# What you need to do
Copy each line below exactly as it appears. Pictures are to be omitted.

# Data records
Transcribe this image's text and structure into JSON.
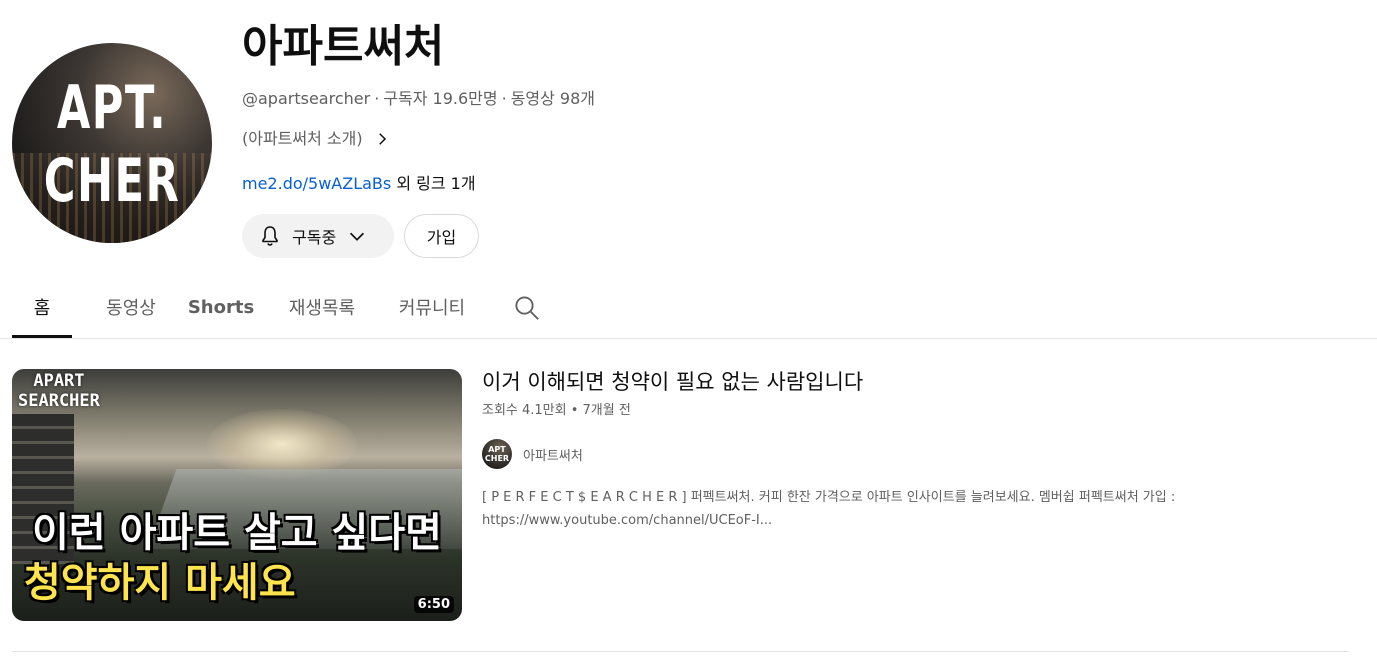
{
  "channel": {
    "avatar_text_line1": "APT.",
    "avatar_text_line2": "CHER",
    "title": "아파트써처",
    "handle": "@apartsearcher",
    "subscribers": "구독자 19.6만명",
    "video_count": "동영상 98개",
    "separator": "·",
    "description": "(아파트써처 소개)",
    "link_text": "me2.do/5wAZLaBs",
    "link_more": " 외 링크 1개",
    "subscribed_label": "구독중",
    "join_label": "가입"
  },
  "tabs": [
    {
      "label": "홈",
      "active": true
    },
    {
      "label": "동영상",
      "active": false
    },
    {
      "label": "Shorts",
      "active": false
    },
    {
      "label": "재생목록",
      "active": false
    },
    {
      "label": "커뮤니티",
      "active": false
    }
  ],
  "featured": {
    "thumb_brand_line1": "APART",
    "thumb_brand_line2": "SEARCHER",
    "thumb_caption_1": "이런 아파트 살고 싶다면",
    "thumb_caption_2": "청약하지 마세요",
    "duration": "6:50",
    "title": "이거 이해되면 청약이 필요 없는 사람입니다",
    "meta": "조회수 4.1만회 • 7개월 전",
    "channel_avatar_text": "APT CHER",
    "channel_name": "아파트써처",
    "description": "[ P E R F E C T $ E A R C H E R ] 퍼펙트써처. 커피 한잔 가격으로 아파트 인사이트를 늘려보세요. 멤버쉽 퍼펙트써처 가입 : https://www.youtube.com/channel/UCEoF-I..."
  },
  "icons": {
    "bell": "bell-icon",
    "chevron_down": "chevron-down-icon",
    "chevron_right": "chevron-right-icon",
    "search": "search-icon"
  },
  "colors": {
    "link": "#065fd4",
    "text_primary": "#0f0f0f",
    "text_secondary": "#606060",
    "caption_yellow": "#ffe44d"
  }
}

# Answer space
Transcribe this image's text and structure into JSON.
{
  "channel": {
    "avatar_text_line1": "APT.",
    "avatar_text_line2": "CHER",
    "title": "아파트써처",
    "handle": "@apartsearcher",
    "subscribers": "구독자 19.6만명",
    "video_count": "동영상 98개",
    "separator": "·",
    "description": "(아파트써처 소개)",
    "link_text": "me2.do/5wAZLaBs",
    "link_more": " 외 링크 1개",
    "subscribed_label": "구독중",
    "join_label": "가입"
  },
  "tabs": [
    {
      "label": "홈",
      "active": true
    },
    {
      "label": "동영상",
      "active": false
    },
    {
      "label": "Shorts",
      "active": false
    },
    {
      "label": "재생목록",
      "active": false
    },
    {
      "label": "커뮤니티",
      "active": false
    }
  ],
  "featured": {
    "thumb_brand_line1": "APART",
    "thumb_brand_line2": "SEARCHER",
    "thumb_caption_1": "이런 아파트 살고 싶다면",
    "thumb_caption_2": "청약하지 마세요",
    "duration": "6:50",
    "title": "이거 이해되면 청약이 필요 없는 사람입니다",
    "meta": "조회수 4.1만회 • 7개월 전",
    "channel_avatar_text": "APT CHER",
    "channel_name": "아파트써처",
    "description": "[ P E R F E C T $ E A R C H E R ] 퍼펙트써처. 커피 한잔 가격으로 아파트 인사이트를 늘려보세요. 멤버쉽 퍼펙트써처 가입 : https://www.youtube.com/channel/UCEoF-I..."
  },
  "icons": {
    "bell": "bell-icon",
    "chevron_down": "chevron-down-icon",
    "chevron_right": "chevron-right-icon",
    "search": "search-icon"
  },
  "colors": {
    "link": "#065fd4",
    "text_primary": "#0f0f0f",
    "text_secondary": "#606060",
    "caption_yellow": "#ffe44d"
  }
}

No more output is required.